[EXERCISE PROMPT]:
Go over the listing below line by line, and return each one holding the string "this".

[EXTRACTED ENTRIES]:
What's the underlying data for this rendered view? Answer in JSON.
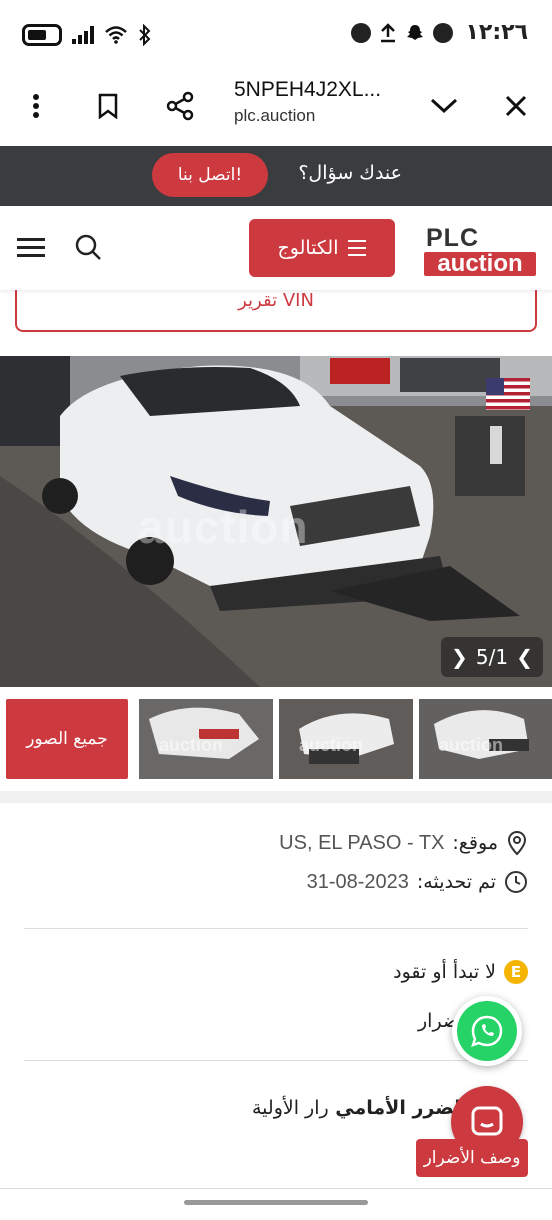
{
  "status_bar": {
    "time": "١٢:٢٦"
  },
  "browser": {
    "title": "5NPEH4J2XL...",
    "url": "plc.auction",
    "icons": [
      "more-vert-icon",
      "bookmark-icon",
      "share-icon",
      "chevron-down-icon",
      "close-icon"
    ]
  },
  "contact": {
    "question": "عندك سؤال؟",
    "button": "اتصل بنا!"
  },
  "header": {
    "logo_top": "PLC",
    "logo_bottom": "auction",
    "catalog_label": "الكتالوج"
  },
  "vin_report": "تقرير VIN",
  "gallery": {
    "watermark": "auction",
    "counter": "5/1",
    "all_photos": "جميع الصور",
    "thumb_watermark": "auction"
  },
  "details": {
    "location_label": "موقع:",
    "location_value": "US, EL PASO - TX",
    "updated_label": "تم تحديثه:",
    "updated_value": "31-08-2023",
    "run_status": "لا تبدأ أو تقود",
    "run_badge": "E",
    "damage_partial": "ضرار",
    "primary_damage_partial": "رار الأولية",
    "primary_damage_value": "الضرر الأمامي",
    "damage_description": "وصف الأضرار"
  },
  "colors": {
    "accent": "#cc3a3f",
    "dark_strip": "#3a3c40",
    "whatsapp": "#25d366"
  }
}
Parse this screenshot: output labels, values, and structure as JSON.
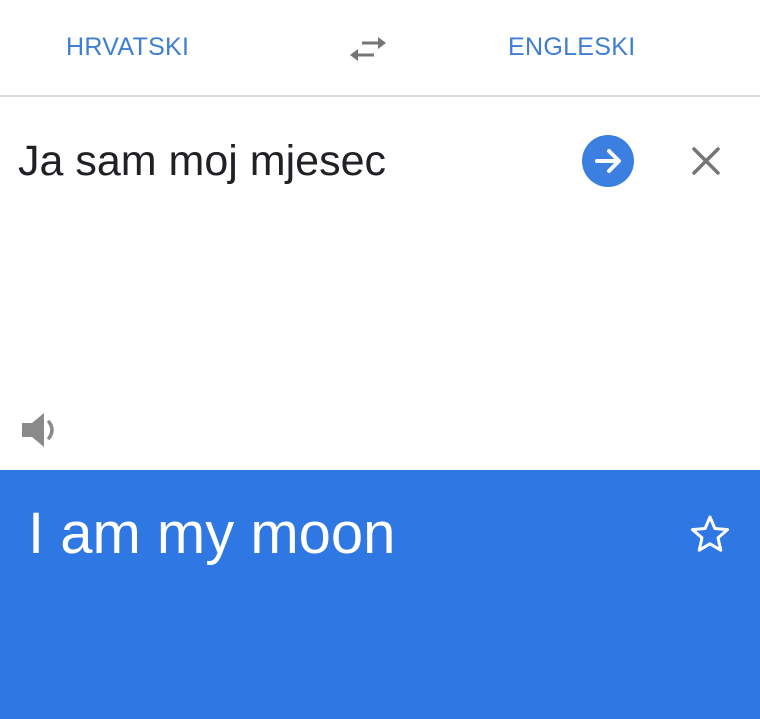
{
  "header": {
    "source_language": "HRVATSKI",
    "target_language": "ENGLESKI",
    "swap_icon": "swap-horiz-icon"
  },
  "input": {
    "text": "Ja sam moj mjesec",
    "go_icon": "arrow-forward-icon",
    "clear_icon": "close-icon",
    "listen_icon": "speaker-icon"
  },
  "output": {
    "text": "I am my moon",
    "save_icon": "star-outline-icon"
  },
  "colors": {
    "accent": "#3f7ed3",
    "output_bg": "#2f77e3",
    "go_button_bg": "#3b7fe0",
    "icon_gray": "#757575"
  }
}
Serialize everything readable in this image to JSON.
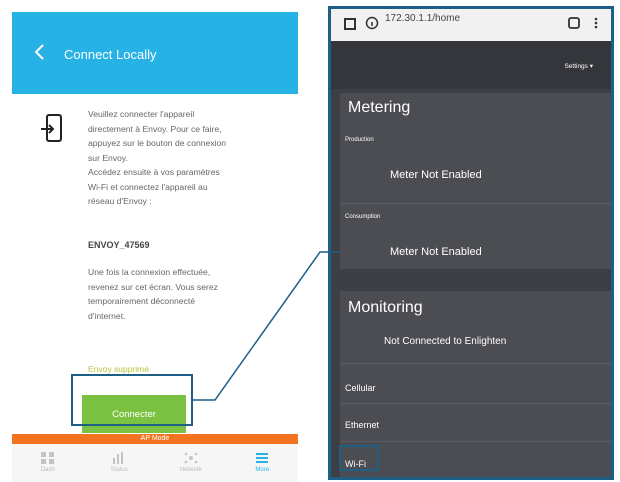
{
  "left": {
    "header": {
      "title": "Connect Locally"
    },
    "instructions": [
      "Veuillez connecter l'appareil",
      "directement à Envoy. Pour ce faire,",
      "appuyez sur le bouton de connexion",
      "sur Envoy.",
      "Accédez ensuite à vos paramètres",
      "Wi-Fi et connectez l'appareil au",
      "réseau d'Envoy :"
    ],
    "ssid": "ENVOY_47569",
    "after_text": [
      "Une fois la connexion effectuée,",
      "revenez sur cet écran. Vous serez",
      "temporairement déconnecté",
      "d'internet."
    ],
    "status": "Envoy supprimé",
    "connect_button": "Connecter",
    "ap_mode": "AP Mode",
    "nav": [
      {
        "label": "Dash",
        "icon": "dashboard-icon"
      },
      {
        "label": "Status",
        "icon": "bar-chart-icon"
      },
      {
        "label": "Network",
        "icon": "network-icon"
      },
      {
        "label": "More",
        "icon": "menu-icon"
      }
    ]
  },
  "right": {
    "url": "172.30.1.1/home",
    "settings_label": "Settings ▾",
    "metering": {
      "title": "Metering",
      "production_label": "Production",
      "production_value": "Meter Not Enabled",
      "consumption_label": "Consumption",
      "consumption_value": "Meter Not Enabled"
    },
    "monitoring": {
      "title": "Monitoring",
      "status": "Not Connected to Enlighten",
      "rows": [
        "Cellular",
        "Ethernet",
        "Wi-Fi"
      ]
    }
  },
  "colors": {
    "header_blue": "#27b2e6",
    "button_green": "#7cc242",
    "ap_orange": "#f37321",
    "highlight_blue": "#1e5f86",
    "dark_panel": "#4b4d53"
  }
}
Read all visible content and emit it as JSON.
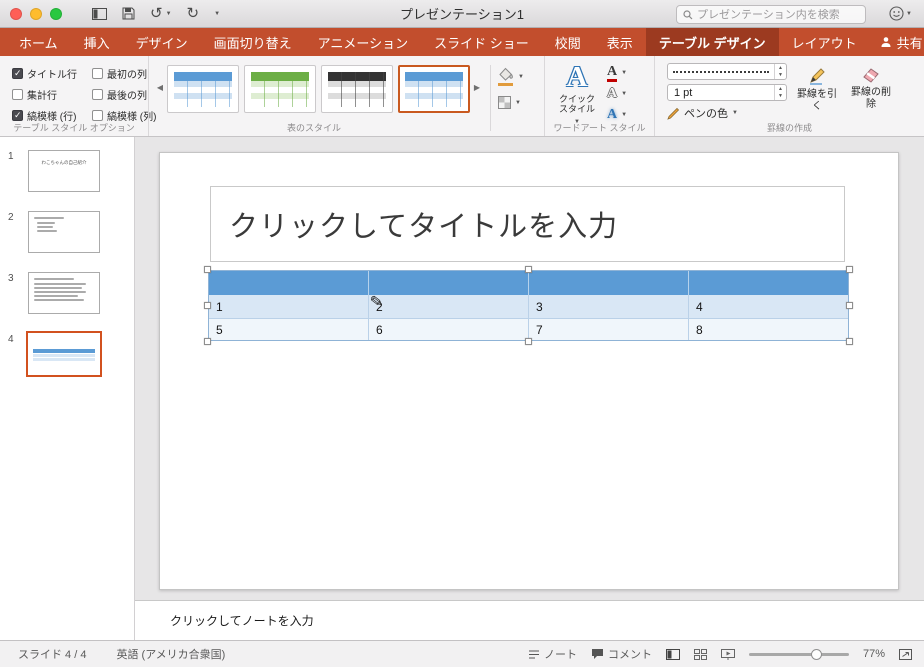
{
  "titlebar": {
    "title": "プレゼンテーション1",
    "search_placeholder": "プレゼンテーション内を検索"
  },
  "tabbar": {
    "tabs": [
      "ホーム",
      "挿入",
      "デザイン",
      "画面切り替え",
      "アニメーション",
      "スライド ショー",
      "校閲",
      "表示",
      "テーブル デザイン",
      "レイアウト"
    ],
    "active_tab": "テーブル デザイン",
    "share_label": "共有"
  },
  "ribbon": {
    "style_options": {
      "group_label": "テーブル スタイル オプション",
      "checkboxes": [
        {
          "label": "タイトル行",
          "checked": true
        },
        {
          "label": "最初の列",
          "checked": false
        },
        {
          "label": "集計行",
          "checked": false
        },
        {
          "label": "最後の列",
          "checked": false
        },
        {
          "label": "縞模様 (行)",
          "checked": true
        },
        {
          "label": "縞模様 (列)",
          "checked": false
        }
      ]
    },
    "table_styles": {
      "group_label": "表のスタイル",
      "styles": [
        {
          "name": "blue-style"
        },
        {
          "name": "green-style"
        },
        {
          "name": "black-style"
        },
        {
          "name": "blue-style",
          "selected": true
        }
      ]
    },
    "wordart": {
      "group_label": "ワードアート スタイル",
      "quick_style_label": "クイック スタイル"
    },
    "borders": {
      "group_label": "罫線の作成",
      "pen_weight": "1 pt",
      "pen_color_label": "ペンの色",
      "draw_border_label": "罫線を引く",
      "erase_border_label": "罫線の削除"
    }
  },
  "slides_panel": {
    "slides": [
      {
        "number": "1",
        "title": "わこちゃんの自己紹介"
      },
      {
        "number": "2"
      },
      {
        "number": "3"
      },
      {
        "number": "4",
        "selected": true
      }
    ]
  },
  "slide": {
    "title_placeholder": "クリックしてタイトルを入力",
    "table_rows": [
      [
        "1",
        "2",
        "3",
        "4"
      ],
      [
        "5",
        "6",
        "7",
        "8"
      ]
    ]
  },
  "notes_placeholder": "クリックしてノートを入力",
  "statusbar": {
    "slide_indicator": "スライド 4 / 4",
    "language": "英語 (アメリカ合衆国)",
    "notes_label": "ノート",
    "comments_label": "コメント",
    "zoom_percent": "77%"
  },
  "colors": {
    "ribbon_red": "#C24E2D",
    "ribbon_red_active": "#9C3A20",
    "selection_orange": "#D2511F",
    "table_header_blue": "#5B9BD5",
    "table_band_blue": "#D9E7F5"
  }
}
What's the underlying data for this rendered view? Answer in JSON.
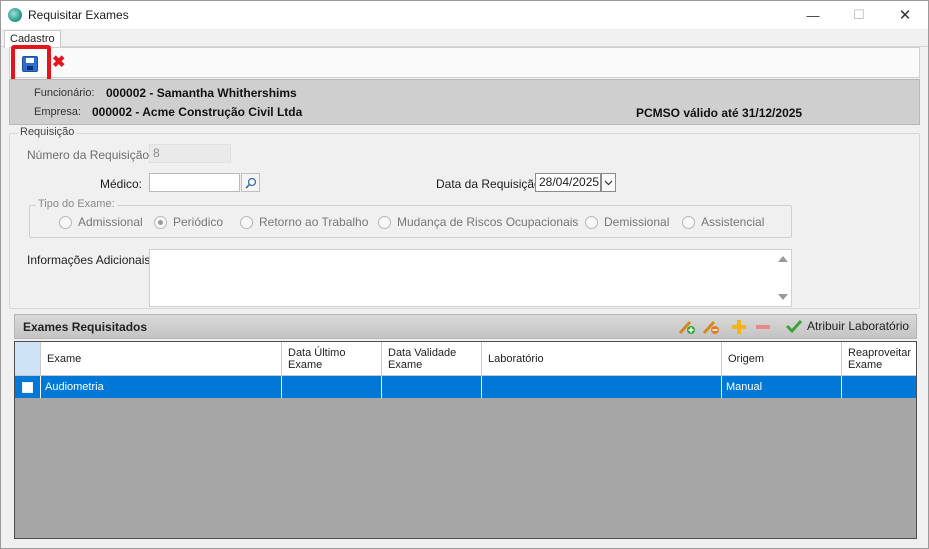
{
  "window": {
    "title": "Requisitar Exames",
    "minimize_glyph": "—",
    "maximize_glyph": "☐",
    "close_glyph": "✕"
  },
  "tabs": [
    {
      "label": "Cadastro"
    }
  ],
  "toolbar": {
    "save_icon": "floppy-disk-icon",
    "cancel_glyph": "✖"
  },
  "info": {
    "funcionario_label": "Funcionário:",
    "funcionario_value": "000002 - Samantha Whithershims",
    "empresa_label": "Empresa:",
    "empresa_value": "000002 - Acme Construção Civil Ltda",
    "pcmso": "PCMSO válido até 31/12/2025"
  },
  "requisicao": {
    "group_title": "Requisição",
    "numero_label": "Número da Requisição:",
    "numero_value": "8",
    "medico_label": "Médico:",
    "medico_value": "",
    "data_label": "Data da Requisição:",
    "data_value": "28/04/2025",
    "tipo_title": "Tipo do Exame:",
    "tipo_options": [
      {
        "label": "Admissional",
        "checked": false
      },
      {
        "label": "Periódico",
        "checked": true
      },
      {
        "label": "Retorno ao Trabalho",
        "checked": false
      },
      {
        "label": "Mudança de Riscos Ocupacionais",
        "checked": false
      },
      {
        "label": "Demissional",
        "checked": false
      },
      {
        "label": "Assistencial",
        "checked": false
      }
    ],
    "info_label": "Informações Adicionais:",
    "info_value": ""
  },
  "exames": {
    "title": "Exames Requisitados",
    "attribute_label": "Atribuir Laboratório",
    "columns": [
      "Exame",
      "Data Último Exame",
      "Data Validade Exame",
      "Laboratório",
      "Origem",
      "Reaproveitar Exame"
    ],
    "rows": [
      {
        "exame": "Audiometria",
        "data_ultimo": "",
        "data_validade": "",
        "laboratorio": "",
        "origem": "Manual",
        "reaproveitar": ""
      }
    ]
  },
  "colors": {
    "highlight_red": "#e3141c",
    "selection_blue": "#0078d7",
    "panel_gray": "#cfcfcf"
  }
}
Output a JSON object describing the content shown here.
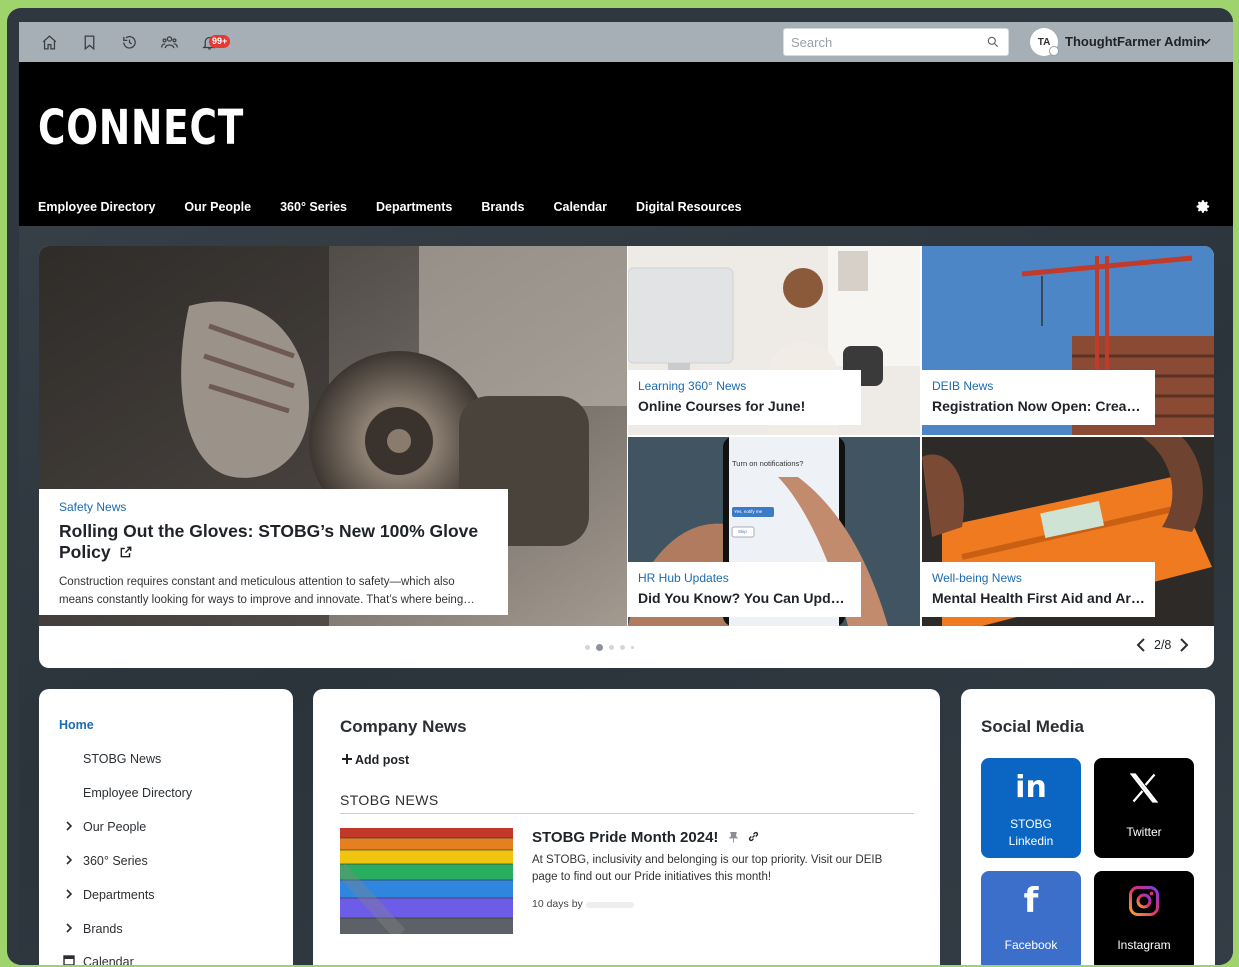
{
  "topbar": {
    "notification_badge": "99+",
    "search_placeholder": "Search",
    "avatar_initials": "TA",
    "user_name": "ThoughtFarmer Admin"
  },
  "header": {
    "site_title": "CONNECT",
    "nav": [
      "Employee Directory",
      "Our People",
      "360° Series",
      "Departments",
      "Brands",
      "Calendar",
      "Digital Resources"
    ]
  },
  "carousel": {
    "hero": {
      "category": "Safety News",
      "title": "Rolling Out the Gloves: STOBG’s New 100% Glove Policy",
      "description": "Construction requires constant and meticulous attention to safety—which also means constantly looking for ways to improve and innovate. That’s where being…"
    },
    "tiles": [
      {
        "category": "Learning 360° News",
        "title": "Online Courses for June!"
      },
      {
        "category": "DEIB News",
        "title": "Registration Now Open: Creati…"
      },
      {
        "category": "HR Hub Updates",
        "title": "Did You Know? You Can Updat…"
      },
      {
        "category": "Well-being News",
        "title": "Mental Health First Aid and Are…"
      }
    ],
    "phone_text": "Turn on notifications?",
    "phone_button": "Yes, notify me",
    "phone_button2": "Skip",
    "pager": "2/8"
  },
  "left_nav": {
    "home": "Home",
    "items": [
      "STOBG News",
      "Employee Directory",
      "Our People",
      "360° Series",
      "Departments",
      "Brands",
      "Calendar"
    ]
  },
  "company_news": {
    "title": "Company News",
    "add_post": "Add post",
    "section": "STOBG NEWS",
    "post": {
      "title": "STOBG Pride Month 2024!",
      "description": "At STOBG, inclusivity and belonging is our top priority. Visit our DEIB page to find out our Pride initiatives this month!",
      "meta": "10 days by"
    }
  },
  "social": {
    "title": "Social Media",
    "items": [
      {
        "label": "STOBG Linkedin",
        "line1": "STOBG",
        "line2": "Linkedin",
        "color": "#0a66c2"
      },
      {
        "label": "Twitter",
        "color": "#000000"
      },
      {
        "label": "Facebook",
        "color": "#3b6fc9"
      },
      {
        "label": "Instagram",
        "color": "#000000"
      }
    ]
  },
  "colors": {
    "accent": "#1b6bb0",
    "badge": "#e53935",
    "frame": "#9fd36e"
  }
}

[RESULT BELOW]:
What's the underlying data for this rendered view? Answer in JSON.
Parse this screenshot: output labels, values, and structure as JSON.
Serialize everything readable in this image to JSON.
What's the underlying data for this rendered view? Answer in JSON.
      "description": "At STOBG, inclusivity and belonging is our top priority. Visit our DEIB page to find out our Pride initiatives this month!",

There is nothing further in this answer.